OREGON: Absolutely no medical marijuana dispensaries will be allowed in Medford despite a state law that makes them legal next year, city officials have decided.
MaryJane’s Attic in the WinCo shopping center received a revocation of its business license on Sept. 26 for dispensing marijuana, according to Medford police Chief Tim George. Owners of MaryJane’s declined to comment.
Dispensing medical marijuana violates federal law and currently violates state law, George said.
“I don’t see how you could license unlawful activity,” he said.
The City Council on Sept. 5 unanimously approved expanding an ordinance to deny or revoke a business license if the business is in violation of local, state or federal law. Previously, the ordinance only described how the business had to be conducted in a lawful manner.
The city had previously revoked business licenses for Southern Oregon NORML, Puffin’ Stuff and The Green Compass in May after raids by police.
George said the ordinance will address Oregon House Bill 3460, which will authorize opening state-regulated medical marijuana dispensaries next year but allow some latitude for local jurisdictions to create their own regulations.
A state committee is in the process of generating rules for HB 3460 that will be rolled out next year.
After the rules are in place, George said, “The city will be relying on federal law.”
Under existing state law, Oregon’s 55,000 medical marijuana cardholders can grow pot themselves or find a person to grow it for them.
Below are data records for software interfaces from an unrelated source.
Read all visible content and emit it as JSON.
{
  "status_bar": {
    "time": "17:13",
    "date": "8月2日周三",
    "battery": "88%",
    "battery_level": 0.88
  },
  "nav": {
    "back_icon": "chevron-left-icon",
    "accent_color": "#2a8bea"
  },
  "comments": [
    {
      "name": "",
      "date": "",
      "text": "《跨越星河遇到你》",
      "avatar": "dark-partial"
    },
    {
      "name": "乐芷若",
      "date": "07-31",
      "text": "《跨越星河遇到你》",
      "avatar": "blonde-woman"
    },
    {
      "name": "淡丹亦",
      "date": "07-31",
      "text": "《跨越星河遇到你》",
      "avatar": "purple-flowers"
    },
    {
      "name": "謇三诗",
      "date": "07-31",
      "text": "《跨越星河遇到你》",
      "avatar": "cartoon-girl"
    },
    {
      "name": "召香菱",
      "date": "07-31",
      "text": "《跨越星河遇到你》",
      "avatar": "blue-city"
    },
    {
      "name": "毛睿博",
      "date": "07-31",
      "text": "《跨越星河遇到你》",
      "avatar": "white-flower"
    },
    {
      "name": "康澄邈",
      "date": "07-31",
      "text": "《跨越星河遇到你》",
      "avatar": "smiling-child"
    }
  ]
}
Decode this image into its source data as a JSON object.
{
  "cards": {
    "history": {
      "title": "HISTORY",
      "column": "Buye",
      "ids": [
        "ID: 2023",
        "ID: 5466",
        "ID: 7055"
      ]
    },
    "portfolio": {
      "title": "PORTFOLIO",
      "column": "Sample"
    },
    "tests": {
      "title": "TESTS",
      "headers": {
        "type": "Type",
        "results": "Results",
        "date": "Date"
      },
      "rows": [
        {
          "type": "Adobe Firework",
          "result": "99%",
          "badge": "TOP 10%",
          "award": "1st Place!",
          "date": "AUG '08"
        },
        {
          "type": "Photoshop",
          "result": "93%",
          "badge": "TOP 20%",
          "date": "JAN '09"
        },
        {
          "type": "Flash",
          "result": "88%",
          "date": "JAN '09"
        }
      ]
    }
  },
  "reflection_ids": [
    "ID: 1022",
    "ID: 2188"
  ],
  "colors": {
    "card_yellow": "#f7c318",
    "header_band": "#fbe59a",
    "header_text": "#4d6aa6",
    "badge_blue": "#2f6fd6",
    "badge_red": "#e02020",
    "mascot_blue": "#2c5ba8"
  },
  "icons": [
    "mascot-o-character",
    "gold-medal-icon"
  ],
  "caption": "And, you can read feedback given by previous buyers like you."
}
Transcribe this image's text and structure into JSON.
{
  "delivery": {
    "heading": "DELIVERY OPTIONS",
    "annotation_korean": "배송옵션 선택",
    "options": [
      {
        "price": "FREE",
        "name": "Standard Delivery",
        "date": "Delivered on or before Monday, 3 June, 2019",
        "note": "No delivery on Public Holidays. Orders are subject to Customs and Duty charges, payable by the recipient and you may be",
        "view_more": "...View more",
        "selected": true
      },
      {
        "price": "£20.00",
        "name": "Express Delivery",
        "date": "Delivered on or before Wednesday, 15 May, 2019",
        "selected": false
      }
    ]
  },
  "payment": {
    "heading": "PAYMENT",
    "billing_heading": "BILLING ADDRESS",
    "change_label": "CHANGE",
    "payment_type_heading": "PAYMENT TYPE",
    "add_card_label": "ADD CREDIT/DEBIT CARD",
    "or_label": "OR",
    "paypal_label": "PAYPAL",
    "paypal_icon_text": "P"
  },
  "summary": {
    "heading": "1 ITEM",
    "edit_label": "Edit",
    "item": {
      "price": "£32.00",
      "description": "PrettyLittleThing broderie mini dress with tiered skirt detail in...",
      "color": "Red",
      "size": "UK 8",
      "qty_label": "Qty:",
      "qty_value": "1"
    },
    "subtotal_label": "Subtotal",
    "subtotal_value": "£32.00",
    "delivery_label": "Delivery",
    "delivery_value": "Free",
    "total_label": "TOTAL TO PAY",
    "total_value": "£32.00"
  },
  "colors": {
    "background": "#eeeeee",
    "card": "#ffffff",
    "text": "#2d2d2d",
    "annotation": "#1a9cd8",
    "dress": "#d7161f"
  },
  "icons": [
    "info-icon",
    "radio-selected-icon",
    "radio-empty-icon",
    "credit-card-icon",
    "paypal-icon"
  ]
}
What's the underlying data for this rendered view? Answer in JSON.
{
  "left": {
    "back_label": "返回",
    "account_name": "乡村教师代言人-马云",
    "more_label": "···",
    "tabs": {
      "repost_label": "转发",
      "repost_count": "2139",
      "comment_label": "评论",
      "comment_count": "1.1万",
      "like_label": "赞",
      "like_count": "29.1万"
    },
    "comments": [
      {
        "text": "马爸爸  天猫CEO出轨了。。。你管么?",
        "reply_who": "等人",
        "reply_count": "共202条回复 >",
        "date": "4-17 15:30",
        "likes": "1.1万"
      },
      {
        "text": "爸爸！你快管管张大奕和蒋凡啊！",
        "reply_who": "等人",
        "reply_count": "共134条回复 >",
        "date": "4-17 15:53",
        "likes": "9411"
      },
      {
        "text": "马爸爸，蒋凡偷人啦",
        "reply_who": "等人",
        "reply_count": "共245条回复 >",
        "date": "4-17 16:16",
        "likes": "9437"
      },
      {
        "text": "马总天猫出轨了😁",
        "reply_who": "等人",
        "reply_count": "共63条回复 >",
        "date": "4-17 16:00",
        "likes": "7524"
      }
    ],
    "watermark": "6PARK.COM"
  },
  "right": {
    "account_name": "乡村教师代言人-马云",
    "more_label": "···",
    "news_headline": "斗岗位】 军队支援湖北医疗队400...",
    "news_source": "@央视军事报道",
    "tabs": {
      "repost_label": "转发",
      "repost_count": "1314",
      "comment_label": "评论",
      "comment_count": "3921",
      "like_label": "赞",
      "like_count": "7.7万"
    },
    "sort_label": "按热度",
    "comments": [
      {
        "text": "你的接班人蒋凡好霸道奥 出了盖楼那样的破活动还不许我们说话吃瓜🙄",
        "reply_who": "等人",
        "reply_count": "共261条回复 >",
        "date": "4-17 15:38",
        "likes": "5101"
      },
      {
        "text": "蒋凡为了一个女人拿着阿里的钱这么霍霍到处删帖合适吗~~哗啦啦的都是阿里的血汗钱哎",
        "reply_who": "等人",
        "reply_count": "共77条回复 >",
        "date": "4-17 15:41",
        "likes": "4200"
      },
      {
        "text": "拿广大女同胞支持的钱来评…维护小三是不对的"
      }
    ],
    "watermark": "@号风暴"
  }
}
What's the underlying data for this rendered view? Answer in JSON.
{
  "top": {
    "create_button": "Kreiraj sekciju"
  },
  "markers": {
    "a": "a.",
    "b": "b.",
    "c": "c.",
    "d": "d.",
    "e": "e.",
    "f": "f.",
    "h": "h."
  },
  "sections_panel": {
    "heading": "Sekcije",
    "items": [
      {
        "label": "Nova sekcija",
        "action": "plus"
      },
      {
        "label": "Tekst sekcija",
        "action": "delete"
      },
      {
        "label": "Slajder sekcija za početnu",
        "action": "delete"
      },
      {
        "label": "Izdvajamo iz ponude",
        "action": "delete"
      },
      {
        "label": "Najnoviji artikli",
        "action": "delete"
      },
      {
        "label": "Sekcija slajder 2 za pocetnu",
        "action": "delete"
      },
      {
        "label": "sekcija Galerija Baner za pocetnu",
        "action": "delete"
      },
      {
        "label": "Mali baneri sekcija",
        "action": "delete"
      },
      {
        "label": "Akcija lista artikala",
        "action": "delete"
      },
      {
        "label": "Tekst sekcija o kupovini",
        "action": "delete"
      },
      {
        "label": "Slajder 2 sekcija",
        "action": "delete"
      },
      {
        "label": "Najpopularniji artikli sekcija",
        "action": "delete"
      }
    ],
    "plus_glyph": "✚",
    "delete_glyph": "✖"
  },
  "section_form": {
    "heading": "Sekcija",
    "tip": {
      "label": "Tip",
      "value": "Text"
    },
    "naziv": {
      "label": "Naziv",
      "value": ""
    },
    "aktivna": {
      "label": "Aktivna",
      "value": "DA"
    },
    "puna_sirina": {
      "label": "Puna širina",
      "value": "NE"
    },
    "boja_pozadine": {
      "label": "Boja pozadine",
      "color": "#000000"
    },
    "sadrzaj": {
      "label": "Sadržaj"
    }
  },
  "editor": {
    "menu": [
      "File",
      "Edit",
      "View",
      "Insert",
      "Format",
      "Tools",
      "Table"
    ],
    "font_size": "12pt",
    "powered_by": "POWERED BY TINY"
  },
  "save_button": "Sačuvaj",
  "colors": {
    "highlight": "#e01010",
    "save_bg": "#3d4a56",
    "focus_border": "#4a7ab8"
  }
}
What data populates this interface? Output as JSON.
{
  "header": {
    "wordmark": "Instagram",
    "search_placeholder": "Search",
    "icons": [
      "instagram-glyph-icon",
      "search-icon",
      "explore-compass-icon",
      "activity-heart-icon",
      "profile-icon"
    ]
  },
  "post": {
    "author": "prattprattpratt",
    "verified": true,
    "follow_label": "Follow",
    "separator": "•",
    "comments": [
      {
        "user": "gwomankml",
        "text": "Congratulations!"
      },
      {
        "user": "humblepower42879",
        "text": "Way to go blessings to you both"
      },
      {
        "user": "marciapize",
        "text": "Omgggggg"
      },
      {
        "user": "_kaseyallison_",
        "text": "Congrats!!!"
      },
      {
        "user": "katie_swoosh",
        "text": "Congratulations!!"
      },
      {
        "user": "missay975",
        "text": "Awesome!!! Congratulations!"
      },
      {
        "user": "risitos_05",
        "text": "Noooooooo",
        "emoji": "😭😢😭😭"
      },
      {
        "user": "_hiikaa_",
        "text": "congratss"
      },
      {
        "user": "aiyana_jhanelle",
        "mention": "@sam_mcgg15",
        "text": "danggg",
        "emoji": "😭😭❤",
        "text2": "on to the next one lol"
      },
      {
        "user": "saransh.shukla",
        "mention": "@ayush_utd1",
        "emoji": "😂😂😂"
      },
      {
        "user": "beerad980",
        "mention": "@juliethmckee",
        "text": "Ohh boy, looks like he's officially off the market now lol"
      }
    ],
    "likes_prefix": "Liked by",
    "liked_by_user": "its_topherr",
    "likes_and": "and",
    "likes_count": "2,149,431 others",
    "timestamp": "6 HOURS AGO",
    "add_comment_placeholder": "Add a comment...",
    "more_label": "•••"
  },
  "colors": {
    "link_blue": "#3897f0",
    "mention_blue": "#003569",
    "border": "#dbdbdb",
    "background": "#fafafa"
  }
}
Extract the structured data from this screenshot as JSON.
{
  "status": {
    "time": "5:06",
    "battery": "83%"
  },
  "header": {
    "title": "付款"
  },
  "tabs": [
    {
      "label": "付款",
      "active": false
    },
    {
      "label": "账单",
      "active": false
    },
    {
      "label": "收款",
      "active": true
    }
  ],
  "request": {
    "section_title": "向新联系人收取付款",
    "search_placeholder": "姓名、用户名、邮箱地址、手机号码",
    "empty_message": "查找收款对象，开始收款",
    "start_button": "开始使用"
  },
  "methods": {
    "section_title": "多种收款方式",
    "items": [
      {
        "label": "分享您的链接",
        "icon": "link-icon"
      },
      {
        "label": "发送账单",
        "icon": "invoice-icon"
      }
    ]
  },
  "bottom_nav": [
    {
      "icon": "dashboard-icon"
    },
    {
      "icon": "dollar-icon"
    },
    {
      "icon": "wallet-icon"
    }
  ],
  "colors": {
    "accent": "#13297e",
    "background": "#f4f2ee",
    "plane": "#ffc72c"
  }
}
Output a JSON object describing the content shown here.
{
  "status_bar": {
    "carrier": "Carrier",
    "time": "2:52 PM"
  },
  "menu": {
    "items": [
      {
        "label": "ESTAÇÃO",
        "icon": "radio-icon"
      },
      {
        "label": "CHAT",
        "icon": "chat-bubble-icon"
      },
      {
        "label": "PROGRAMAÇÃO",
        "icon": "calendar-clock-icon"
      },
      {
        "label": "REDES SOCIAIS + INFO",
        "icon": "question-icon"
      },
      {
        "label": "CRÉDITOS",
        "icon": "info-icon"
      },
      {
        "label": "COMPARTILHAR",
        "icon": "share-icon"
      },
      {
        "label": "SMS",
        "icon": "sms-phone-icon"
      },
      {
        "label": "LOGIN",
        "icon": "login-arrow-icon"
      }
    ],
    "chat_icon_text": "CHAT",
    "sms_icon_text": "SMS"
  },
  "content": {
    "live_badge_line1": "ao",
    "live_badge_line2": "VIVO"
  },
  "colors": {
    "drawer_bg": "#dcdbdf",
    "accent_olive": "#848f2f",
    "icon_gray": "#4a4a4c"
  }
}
The new law offers an additional option of purchasing medicine from state-regulated medical marijuana retail outlets.
Rep. Peter Buckley, an Ashland Democrat who helped craft HB 3460, said it’s premature for local governments to pass ordinances before the rule-making process.
“I think it’s a huge overreaction,” Buckley said. “I think the fears are unreasonable.”
Buckley said the state attorney general and the Oregon League of Cities both have endorsed HB 3460, which attempts to create a professionally run network of dispensaries throughout the state that will help cut down on the black market.
Buckley said members of law enforcement are on the committee that will be devising the rules for the House bill.
“I encourage people to take a deep breath and work with the rule-making process,” he said.
Buckley said it is premature for clinics to set up shop to dispense medical marijuana ahead of the rule-making, though he said the Portland area already has dispensaries.
An outright ban on dispensaries in a community is not the intent of the House bill, Buckley said.
“To me, again, it seems like a very extreme move,” he said.
He said there are many state laws that potentially conflict with federal law.
Theoretically, Buckley said, a law enforcement officer could arrest a medical marijuana cardholder for violating federal law, though that doesn’t generally happen.
Councilor Bob Strosser, who voted for the ordinance, said, “I don’t think we want to be in violation of any laws.”
He said there are contradictions between federal and state law that need to be reconciled and are a potential “train wreck.”
“The contradictions are what is troubling,” he said.
Marijuana advocates decry the efforts by the city to rely on federal law rather than on HB 3460.
“We’ve put out a battle cry across the state,” said Lori Duckworth, who formerly ran SONORML. “We’re going to try to hit this head on.”